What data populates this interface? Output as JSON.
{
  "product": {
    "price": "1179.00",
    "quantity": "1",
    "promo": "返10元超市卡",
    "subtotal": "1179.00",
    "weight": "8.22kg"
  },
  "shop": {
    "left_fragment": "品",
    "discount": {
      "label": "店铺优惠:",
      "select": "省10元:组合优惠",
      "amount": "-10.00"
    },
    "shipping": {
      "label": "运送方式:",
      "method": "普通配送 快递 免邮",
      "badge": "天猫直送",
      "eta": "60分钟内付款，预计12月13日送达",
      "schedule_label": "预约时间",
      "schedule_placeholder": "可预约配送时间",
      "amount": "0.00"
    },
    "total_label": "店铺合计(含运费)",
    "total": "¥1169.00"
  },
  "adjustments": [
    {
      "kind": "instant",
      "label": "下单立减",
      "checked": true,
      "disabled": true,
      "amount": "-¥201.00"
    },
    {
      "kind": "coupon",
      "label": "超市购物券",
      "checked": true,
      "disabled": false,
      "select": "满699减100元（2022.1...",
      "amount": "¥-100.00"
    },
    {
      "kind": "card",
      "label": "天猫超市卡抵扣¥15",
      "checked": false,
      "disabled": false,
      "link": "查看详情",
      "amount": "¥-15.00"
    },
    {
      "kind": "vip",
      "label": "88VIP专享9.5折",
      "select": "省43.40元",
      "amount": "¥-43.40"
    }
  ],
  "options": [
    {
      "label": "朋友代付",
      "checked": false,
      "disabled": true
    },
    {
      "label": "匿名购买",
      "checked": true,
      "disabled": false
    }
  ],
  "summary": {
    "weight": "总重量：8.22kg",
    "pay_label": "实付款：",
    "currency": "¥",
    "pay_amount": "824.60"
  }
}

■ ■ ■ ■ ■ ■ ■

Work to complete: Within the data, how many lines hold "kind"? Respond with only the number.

Exercise answer: 4